- Task brief
Copy every line below where the string "categorie" is found.

Extracted data entries
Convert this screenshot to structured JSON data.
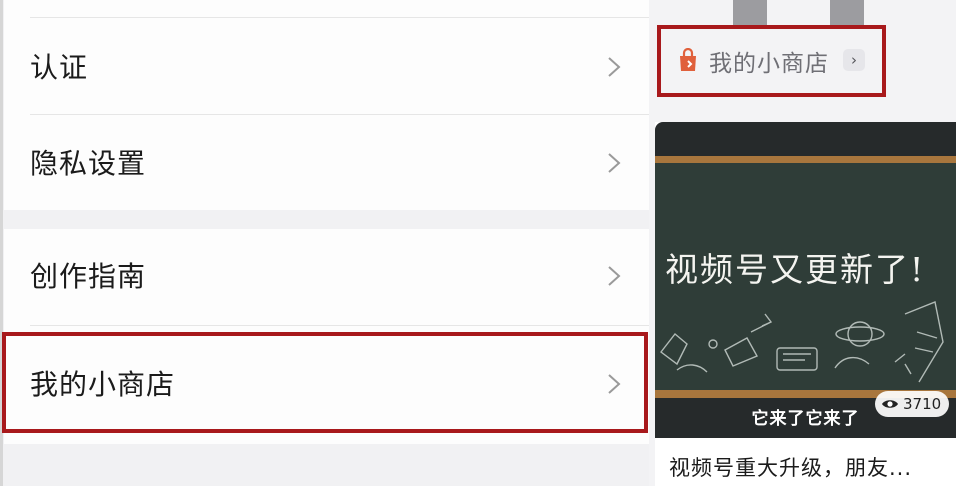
{
  "settings": {
    "items": [
      {
        "label": "认证"
      },
      {
        "label": "隐私设置"
      },
      {
        "label": "创作指南"
      },
      {
        "label": "我的小商店"
      }
    ]
  },
  "shop_link": {
    "label": "我的小商店",
    "chevron": "›",
    "icon": "shopping-bag-icon"
  },
  "video": {
    "board_title": "视频号又更新了!",
    "subtitle": "它来了它来了",
    "views": "3710",
    "title": "视频号重大升级，朋友..."
  },
  "colors": {
    "highlight": "#a8191c",
    "bag_icon": "#e0603c",
    "board": "#2f3d38",
    "frame": "#a8763d"
  }
}
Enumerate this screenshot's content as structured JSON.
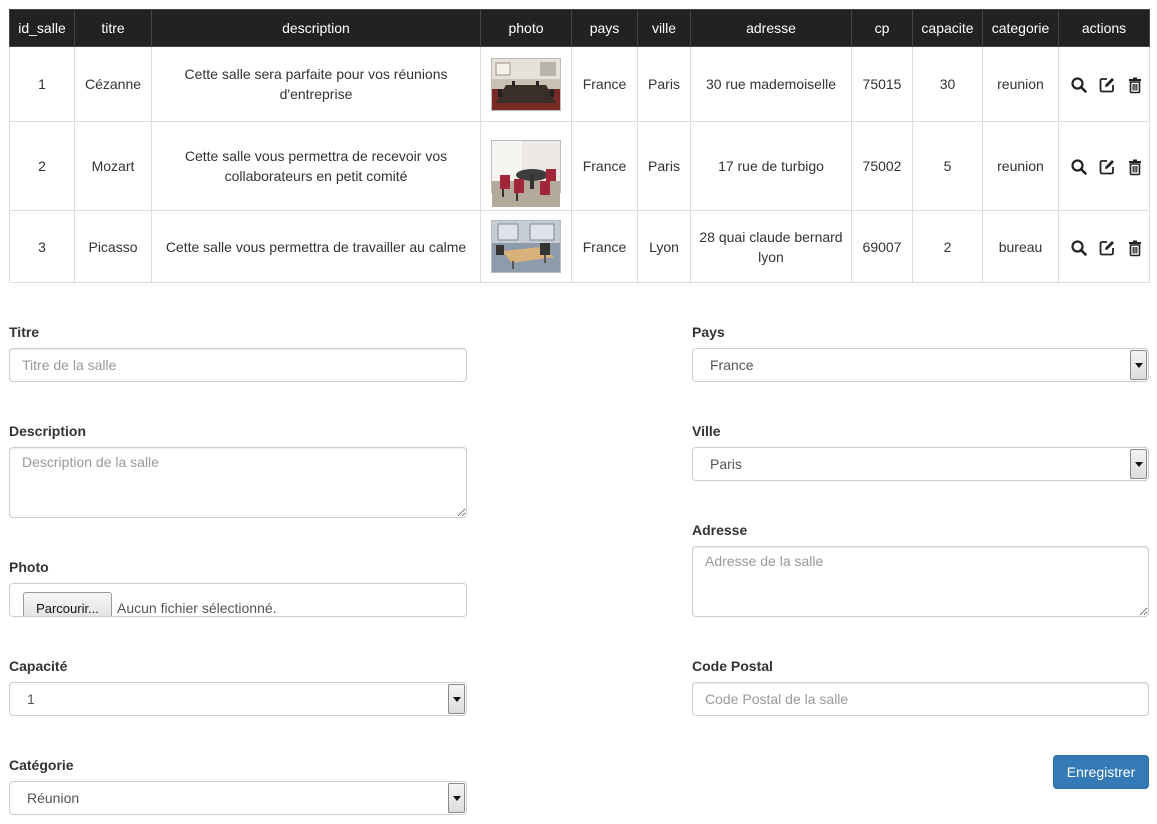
{
  "table": {
    "headers": [
      "id_salle",
      "titre",
      "description",
      "photo",
      "pays",
      "ville",
      "adresse",
      "cp",
      "capacite",
      "categorie",
      "actions"
    ],
    "rows": [
      {
        "id_salle": "1",
        "titre": "Cézanne",
        "description": "Cette salle sera parfaite pour vos réunions d'entreprise",
        "photo_icon": "meeting-room-photo",
        "pays": "France",
        "ville": "Paris",
        "adresse": "30 rue mademoiselle",
        "cp": "75015",
        "capacite": "30",
        "categorie": "reunion"
      },
      {
        "id_salle": "2",
        "titre": "Mozart",
        "description": "Cette salle vous permettra de recevoir vos collaborateurs en petit comité",
        "photo_icon": "small-meeting-room-photo",
        "pays": "France",
        "ville": "Paris",
        "adresse": "17 rue de turbigo",
        "cp": "75002",
        "capacite": "5",
        "categorie": "reunion"
      },
      {
        "id_salle": "3",
        "titre": "Picasso",
        "description": "Cette salle vous permettra de travailler au calme",
        "photo_icon": "office-room-photo",
        "pays": "France",
        "ville": "Lyon",
        "adresse": "28 quai claude bernard lyon",
        "cp": "69007",
        "capacite": "2",
        "categorie": "bureau"
      }
    ],
    "action_icons": [
      "search-icon",
      "edit-icon",
      "trash-icon"
    ]
  },
  "form": {
    "titre": {
      "label": "Titre",
      "placeholder": "Titre de la salle",
      "value": ""
    },
    "description": {
      "label": "Description",
      "placeholder": "Description de la salle",
      "value": ""
    },
    "photo": {
      "label": "Photo",
      "button": "Parcourir...",
      "filename": "Aucun fichier sélectionné."
    },
    "capacite": {
      "label": "Capacité",
      "selected": "1"
    },
    "categorie": {
      "label": "Catégorie",
      "selected": "Réunion"
    },
    "pays": {
      "label": "Pays",
      "selected": "France"
    },
    "ville": {
      "label": "Ville",
      "selected": "Paris"
    },
    "adresse": {
      "label": "Adresse",
      "placeholder": "Adresse de la salle",
      "value": ""
    },
    "cp": {
      "label": "Code Postal",
      "placeholder": "Code Postal de la salle",
      "value": ""
    },
    "submit": "Enregistrer"
  },
  "colors": {
    "header_bg": "#222222",
    "primary": "#337ab7",
    "border": "#dddddd"
  }
}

- Answer box
      "categorie",
        "categorie": "reunion"
        "categorie": "reunion"
        "categorie": "bureau"
    "categorie": {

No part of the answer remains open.